Hi-Aspect specialises in developing protein based materials and products for the medical and life science markets. 

The company was founded in 2015 by leading New Zealand biochemist, Professor Juliet Gerrard FRSNZ, having invented with her world-class team a  range of revolutionary materials based on protein nanofibril technology. 

Hi-Aspect is now further developing the technology and bringing exciting new products to the skincare and wound healing markets.

Hi-Aspect’s microscopic nanofibrils are derived from natural sources. They have a range of exciting properties of value in the skin care, cosmetic and wound care arenas.

Professor Juliet Gerrard

Professor Juliet Gerrard


Size and shape

Very long and thin. 

High surface area and surface-to-volume ratio

Form a matrix to stabilise bioactives for controlled release

Present a range of options for attaching active ingredients




Form a soft, stable gel in water and create a moist environment

Varying concentration changes the gel’s viscosity 

Can be formulated as a gel, patch or film

Improved strength and performance over collagen and synthetic polymers

Customisable for new applications

Naturally break down in the environment over time



Made from a range of proteins

Contact us for more information.


A high surface area, insoluble protein material with applications in personal care care, cosmetics, wound healing and other areas read more.


A safe, natural gel that can replace traditional stabilisers and emulsifiers.
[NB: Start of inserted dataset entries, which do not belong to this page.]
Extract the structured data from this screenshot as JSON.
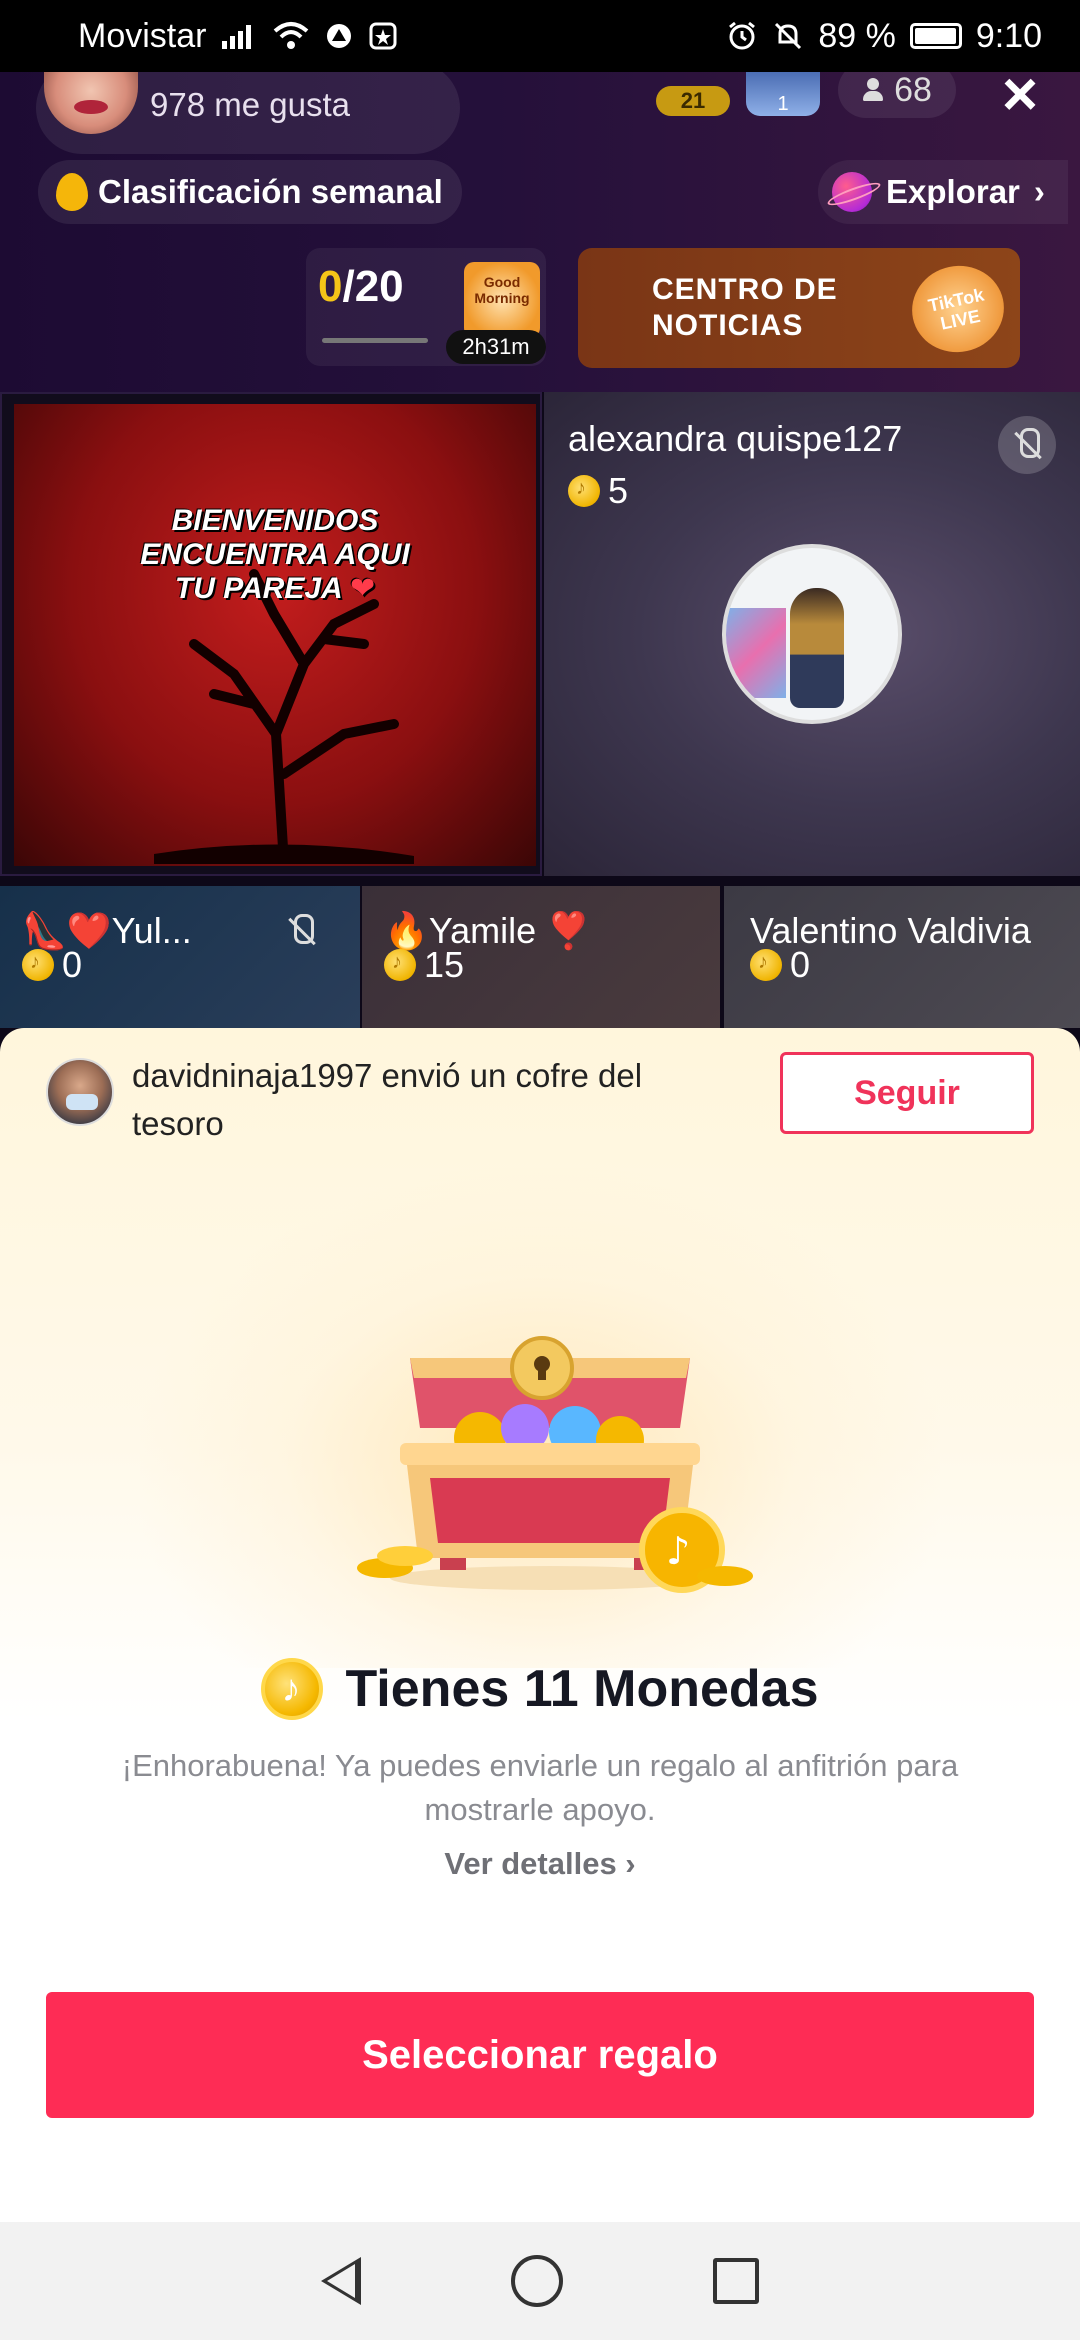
{
  "status_bar": {
    "carrier": "Movistar",
    "battery_text": "89 %",
    "battery_level": 0.89,
    "time": "9:10"
  },
  "live_header": {
    "host_likes": "978 me gusta",
    "rank_badge": "21",
    "user_badge": "1",
    "viewer_count": "68",
    "ranking_label": "Clasificación semanal",
    "explore_label": "Explorar",
    "goal_current": "0",
    "goal_total": "/20",
    "morning_sticker": "Good Morning",
    "timer": "2h31m",
    "news_label": "CENTRO DE NOTICIAS",
    "news_logo": "TikTok LIVE"
  },
  "grid": {
    "main_banner_line1": "BIENVENIDOS",
    "main_banner_line2": "ENCUENTRA AQUI",
    "main_banner_line3": "TU PAREJA",
    "guests": [
      {
        "name": "alexandra quispe127",
        "coins": "5"
      },
      {
        "name": "👠❤️Yul...",
        "coins": "0"
      },
      {
        "name": "🔥Yamile ❣️",
        "coins": "15"
      },
      {
        "name": "Valentino Valdivia",
        "coins": "0"
      }
    ]
  },
  "sheet": {
    "sender_message": "davidninaja1997 envió un cofre del tesoro",
    "follow_label": "Seguir",
    "coins_title": "Tienes 11 Monedas",
    "congrats_text": "¡Enhorabuena! Ya puedes enviarle un regalo al anfitrión para mostrarle apoyo.",
    "details_label": "Ver detalles ›",
    "select_gift_label": "Seleccionar regalo"
  },
  "colors": {
    "accent": "#fe2c55",
    "coin": "#f5b800",
    "sheet_top": "#fff6dc"
  }
}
It has an appealing silky feel, variable properties and allows controlled release of active ingredients read more.


A protein nanofibril gel that stabilises and tethers bioactive compounds to the site of healing to bring the greatest benefit to patients read more.


Professor Juliet Gerrard and her team at the University of Auckland.

Partners with other innovative health and personal care companies.

Supported by Callaghan Innovation and Powerhouse Ventures.

Works closely with research partners Callaghan Innovation, the University of Auckland and the MacDiarmid Institute.